# WHAT TO PRODUCE
In the data that follows, find each line containing "label" and copy it.

# EXCERPTED RECORDS
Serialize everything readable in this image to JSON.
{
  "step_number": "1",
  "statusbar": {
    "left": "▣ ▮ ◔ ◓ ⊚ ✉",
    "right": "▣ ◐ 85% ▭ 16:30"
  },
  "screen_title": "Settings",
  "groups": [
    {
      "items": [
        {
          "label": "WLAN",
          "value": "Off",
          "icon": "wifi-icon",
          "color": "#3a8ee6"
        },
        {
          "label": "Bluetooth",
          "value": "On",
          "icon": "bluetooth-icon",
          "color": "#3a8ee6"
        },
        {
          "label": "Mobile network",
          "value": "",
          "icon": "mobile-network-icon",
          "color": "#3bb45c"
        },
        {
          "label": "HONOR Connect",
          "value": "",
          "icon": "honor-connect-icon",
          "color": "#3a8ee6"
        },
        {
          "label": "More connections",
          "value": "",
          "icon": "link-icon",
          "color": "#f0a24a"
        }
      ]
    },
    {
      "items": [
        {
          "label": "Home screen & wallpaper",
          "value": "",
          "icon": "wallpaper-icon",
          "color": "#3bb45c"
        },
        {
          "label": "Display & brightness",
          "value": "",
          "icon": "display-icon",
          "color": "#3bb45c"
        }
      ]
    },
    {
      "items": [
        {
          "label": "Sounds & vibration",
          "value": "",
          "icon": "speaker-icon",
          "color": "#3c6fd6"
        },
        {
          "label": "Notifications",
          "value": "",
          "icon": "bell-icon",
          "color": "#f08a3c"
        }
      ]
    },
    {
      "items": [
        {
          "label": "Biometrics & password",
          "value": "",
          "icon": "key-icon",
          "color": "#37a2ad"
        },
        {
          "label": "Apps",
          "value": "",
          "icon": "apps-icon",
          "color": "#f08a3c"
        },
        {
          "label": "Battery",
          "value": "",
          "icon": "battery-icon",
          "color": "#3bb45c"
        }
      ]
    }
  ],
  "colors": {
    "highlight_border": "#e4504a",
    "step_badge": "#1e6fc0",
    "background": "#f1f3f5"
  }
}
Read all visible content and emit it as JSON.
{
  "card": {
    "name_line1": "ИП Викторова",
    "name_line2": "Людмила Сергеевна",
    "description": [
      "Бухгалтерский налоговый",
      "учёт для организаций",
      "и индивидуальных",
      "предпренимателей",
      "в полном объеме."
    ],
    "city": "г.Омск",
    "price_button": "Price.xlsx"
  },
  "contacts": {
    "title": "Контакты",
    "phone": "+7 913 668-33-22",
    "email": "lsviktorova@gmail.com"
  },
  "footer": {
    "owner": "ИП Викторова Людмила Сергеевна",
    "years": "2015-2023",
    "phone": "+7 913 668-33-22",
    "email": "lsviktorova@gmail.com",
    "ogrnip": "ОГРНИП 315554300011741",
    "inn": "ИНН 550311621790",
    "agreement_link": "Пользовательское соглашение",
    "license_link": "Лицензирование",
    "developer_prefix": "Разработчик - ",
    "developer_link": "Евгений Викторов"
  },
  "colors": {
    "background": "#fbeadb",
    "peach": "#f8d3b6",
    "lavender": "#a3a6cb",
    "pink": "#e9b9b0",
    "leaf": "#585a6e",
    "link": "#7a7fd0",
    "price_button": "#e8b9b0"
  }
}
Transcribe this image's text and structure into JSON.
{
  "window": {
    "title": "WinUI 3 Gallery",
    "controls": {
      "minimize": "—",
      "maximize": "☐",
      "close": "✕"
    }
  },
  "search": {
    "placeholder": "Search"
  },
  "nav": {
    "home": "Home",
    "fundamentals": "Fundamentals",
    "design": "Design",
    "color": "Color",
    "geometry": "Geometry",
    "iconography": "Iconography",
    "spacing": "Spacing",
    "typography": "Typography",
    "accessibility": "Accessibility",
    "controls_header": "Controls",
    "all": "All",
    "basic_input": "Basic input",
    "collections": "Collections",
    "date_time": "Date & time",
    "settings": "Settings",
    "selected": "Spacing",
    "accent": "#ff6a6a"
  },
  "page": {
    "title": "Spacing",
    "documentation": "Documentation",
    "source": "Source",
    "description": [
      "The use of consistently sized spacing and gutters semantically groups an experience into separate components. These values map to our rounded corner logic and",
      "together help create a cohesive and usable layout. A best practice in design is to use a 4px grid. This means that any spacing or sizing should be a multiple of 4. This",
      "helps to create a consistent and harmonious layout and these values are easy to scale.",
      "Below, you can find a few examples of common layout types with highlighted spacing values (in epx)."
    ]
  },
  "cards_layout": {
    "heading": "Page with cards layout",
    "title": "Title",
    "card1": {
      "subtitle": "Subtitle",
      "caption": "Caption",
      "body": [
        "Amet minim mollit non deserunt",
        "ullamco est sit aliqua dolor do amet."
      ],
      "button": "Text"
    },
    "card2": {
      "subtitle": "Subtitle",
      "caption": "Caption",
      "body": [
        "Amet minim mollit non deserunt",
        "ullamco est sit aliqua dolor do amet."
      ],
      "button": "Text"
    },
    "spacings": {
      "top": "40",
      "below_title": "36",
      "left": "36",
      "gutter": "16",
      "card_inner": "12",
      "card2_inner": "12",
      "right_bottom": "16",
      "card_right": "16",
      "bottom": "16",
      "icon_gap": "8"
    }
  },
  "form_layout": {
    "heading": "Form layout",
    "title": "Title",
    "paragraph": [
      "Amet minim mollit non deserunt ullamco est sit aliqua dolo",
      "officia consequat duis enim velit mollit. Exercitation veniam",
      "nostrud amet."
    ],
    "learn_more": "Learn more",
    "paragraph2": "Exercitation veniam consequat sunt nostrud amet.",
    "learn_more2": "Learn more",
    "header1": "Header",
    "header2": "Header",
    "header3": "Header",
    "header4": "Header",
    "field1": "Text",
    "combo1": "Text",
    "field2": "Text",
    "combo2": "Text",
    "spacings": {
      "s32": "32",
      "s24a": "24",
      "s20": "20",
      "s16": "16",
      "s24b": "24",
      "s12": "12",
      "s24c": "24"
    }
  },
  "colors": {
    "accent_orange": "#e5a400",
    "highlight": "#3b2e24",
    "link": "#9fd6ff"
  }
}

# PROBLEM SOLUTION
          "label": "WLAN",
          "label": "Bluetooth",
          "label": "Mobile network",
          "label": "HONOR Connect",
          "label": "More connections",
          "label": "Home screen & wallpaper",
          "label": "Display & brightness",
          "label": "Sounds & vibration",
          "label": "Notifications",
          "label": "Biometrics & password",
          "label": "Apps",
          "label": "Battery",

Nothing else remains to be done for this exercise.